By the end of January the mission building was closed for security reasons. Following the deposing of Bakhtiar, the Middle East and the Eastern Mediterranean Division sent a telegram to Israel’s missions abroad describing how a mob had seized the building after it had been abandoned (Document No. 29). At the beginning it was not clear whether Khomeini had, indeed, seized power; as can be seen in the telegram sent by the Division on 12 February (Document No. 30). Soon afterwards the situation became clear. PLO chairman Yasser Arafat arrived in Teheran, met with Khomeini, and turned the Israeli mission into the PLO embassy. More reactions to the events in Iran can be seen in Document No. 33.

Ayatollah Homeini meeting with Yasser Arafat, shortly after handing over the building previously occupied by the Israeli mission to the PLO representative in Teheran. Photograph: GPO

E. Evacuation of the Israeli representatives in Iran after the establishment of the Khomeini regime
In view of the situation in Iran, and the rampant anti-Israel feelings there, the personal safety of the staff of the Israeli mission was threatened and urgent steps were taken to evacuate them immediately. The families of the staff had already been evacuated in the autumn of 1978. The minister in Washington, Hanan Bar-On, discussed the issue with Undersecretary of State David Newsom (Document No. 36). Documents Nos. 34 and 35 also document the contacts with the US Administration, in order to assist in evacuating the Israelis from Teheran. The Iranian Ministry of Foreign Affairs demanded that all the Israelis leave Iran quickly (Document No. 37). The only possibility to do so was the flights to evacuate American citizens. At first it seemed that the Israelis would be evacuated in several flights. Ambassador Yosef Harmelin (the former head of the General Security Services) refused to leave on the first flight (Document No. 38). Later, it became clear that it was possible to evacuate all the Israelis together (Document No. 39). On 16 February the Iranians announced the severance of relations with Israel (Document No. 40). On 18 February the Israelis were flown to Germany, and from there they returned to Israel. The following day Prime Minister Menachem Begin thanked US President Jimmy Carter for American assistance in rescuing the Israelis from Teheran (Document No. 41).

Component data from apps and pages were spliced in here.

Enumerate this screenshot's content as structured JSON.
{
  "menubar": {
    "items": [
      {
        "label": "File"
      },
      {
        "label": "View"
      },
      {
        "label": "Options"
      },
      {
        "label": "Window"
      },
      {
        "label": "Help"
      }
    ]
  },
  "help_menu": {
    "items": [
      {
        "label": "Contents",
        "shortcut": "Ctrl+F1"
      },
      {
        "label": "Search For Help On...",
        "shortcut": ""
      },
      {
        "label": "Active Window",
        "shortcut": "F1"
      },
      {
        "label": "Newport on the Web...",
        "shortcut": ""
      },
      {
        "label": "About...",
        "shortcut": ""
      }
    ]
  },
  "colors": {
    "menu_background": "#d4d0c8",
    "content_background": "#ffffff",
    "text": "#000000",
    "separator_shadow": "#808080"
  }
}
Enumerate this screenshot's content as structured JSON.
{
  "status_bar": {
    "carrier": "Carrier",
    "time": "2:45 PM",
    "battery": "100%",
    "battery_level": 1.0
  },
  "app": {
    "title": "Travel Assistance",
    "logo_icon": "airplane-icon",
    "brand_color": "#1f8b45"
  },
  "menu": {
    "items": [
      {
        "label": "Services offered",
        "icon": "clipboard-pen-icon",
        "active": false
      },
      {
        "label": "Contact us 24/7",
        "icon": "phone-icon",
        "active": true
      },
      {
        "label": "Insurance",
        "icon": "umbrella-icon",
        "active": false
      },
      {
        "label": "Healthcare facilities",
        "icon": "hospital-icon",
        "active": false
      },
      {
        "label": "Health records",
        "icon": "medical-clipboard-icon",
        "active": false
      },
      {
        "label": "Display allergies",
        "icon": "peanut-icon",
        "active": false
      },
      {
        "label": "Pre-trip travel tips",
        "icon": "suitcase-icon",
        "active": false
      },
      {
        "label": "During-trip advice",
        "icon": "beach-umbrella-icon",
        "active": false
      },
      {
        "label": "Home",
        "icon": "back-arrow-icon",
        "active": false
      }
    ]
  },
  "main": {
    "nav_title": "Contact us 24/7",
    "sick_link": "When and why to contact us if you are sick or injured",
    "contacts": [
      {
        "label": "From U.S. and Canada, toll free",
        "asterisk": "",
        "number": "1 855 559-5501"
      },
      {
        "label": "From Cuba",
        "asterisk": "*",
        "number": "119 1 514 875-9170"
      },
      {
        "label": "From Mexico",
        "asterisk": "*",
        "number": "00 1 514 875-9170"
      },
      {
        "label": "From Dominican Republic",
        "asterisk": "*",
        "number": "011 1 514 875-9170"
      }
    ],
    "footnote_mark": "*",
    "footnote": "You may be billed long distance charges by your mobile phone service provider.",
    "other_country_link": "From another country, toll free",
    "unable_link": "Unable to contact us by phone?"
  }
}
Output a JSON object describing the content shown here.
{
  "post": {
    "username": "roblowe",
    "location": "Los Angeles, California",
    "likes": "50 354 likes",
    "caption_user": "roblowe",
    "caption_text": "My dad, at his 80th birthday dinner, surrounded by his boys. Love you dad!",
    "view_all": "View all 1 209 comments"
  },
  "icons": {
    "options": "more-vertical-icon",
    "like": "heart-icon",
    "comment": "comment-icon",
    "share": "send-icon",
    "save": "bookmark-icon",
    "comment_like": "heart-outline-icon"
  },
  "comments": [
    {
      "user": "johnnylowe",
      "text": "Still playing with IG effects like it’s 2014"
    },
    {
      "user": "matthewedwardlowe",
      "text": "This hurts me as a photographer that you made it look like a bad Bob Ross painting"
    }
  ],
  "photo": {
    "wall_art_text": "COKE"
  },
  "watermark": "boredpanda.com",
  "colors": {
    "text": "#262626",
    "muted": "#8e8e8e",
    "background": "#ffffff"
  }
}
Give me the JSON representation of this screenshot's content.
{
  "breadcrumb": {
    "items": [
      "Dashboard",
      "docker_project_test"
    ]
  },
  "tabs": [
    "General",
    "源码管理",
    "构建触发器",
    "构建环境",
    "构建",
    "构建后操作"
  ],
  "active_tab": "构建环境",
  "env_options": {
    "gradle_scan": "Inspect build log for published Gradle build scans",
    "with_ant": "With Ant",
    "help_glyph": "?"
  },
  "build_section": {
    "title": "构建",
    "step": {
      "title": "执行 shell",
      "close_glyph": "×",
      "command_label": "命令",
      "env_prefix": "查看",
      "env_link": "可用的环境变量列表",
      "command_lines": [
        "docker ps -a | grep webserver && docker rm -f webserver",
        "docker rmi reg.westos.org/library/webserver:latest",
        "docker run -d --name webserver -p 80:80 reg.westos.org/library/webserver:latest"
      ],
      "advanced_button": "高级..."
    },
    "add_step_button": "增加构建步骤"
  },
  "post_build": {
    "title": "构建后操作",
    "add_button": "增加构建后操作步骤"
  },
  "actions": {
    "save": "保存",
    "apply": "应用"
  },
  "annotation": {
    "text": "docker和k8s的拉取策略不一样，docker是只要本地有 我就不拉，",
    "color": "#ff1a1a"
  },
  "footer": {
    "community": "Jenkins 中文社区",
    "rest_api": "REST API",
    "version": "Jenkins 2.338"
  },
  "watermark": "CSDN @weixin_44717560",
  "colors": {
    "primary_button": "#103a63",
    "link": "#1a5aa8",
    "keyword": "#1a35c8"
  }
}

After the severance of relations, Israel asked Canada to represent its affairs in Iran (Documents Nos. 43, 46), and Iran asked Switzerland to represent its affairs in Israel (Documents Nos. 42, 45).

Before the revolution, Iran was the source of a significant part of Israel’s oil supply, and even used the Eilat-Ashkelon oil pipeline to export oil to Europe. These commercial ties were disrupted following the establishment of the Islamic Republic. On 20 March 1979, at the meeting of the Knesset in which Begin requested the Knesset’s approval for the peace treaty with Egypt, he mentioned that during the last months of the Shah’s reign, the minister of energy, Yitzhak Moda’i, had made efforts to find an alternative source of supply for Israel. (Document No. 47). A US guarantee of Israel’s oil supply accompanied the peace treaty, in which Israel gave up the Alma oilfield in Sinai, and Egypt agreed to sell it oil on a commercial basis.

Editors: Baruch Gilead and Arnon Lammfromm
Online content editing: Oranit Levi
Translation: Shosh Ornstein (MGS Language Services), Arnon Lammfromm
English editing: Louise Fischer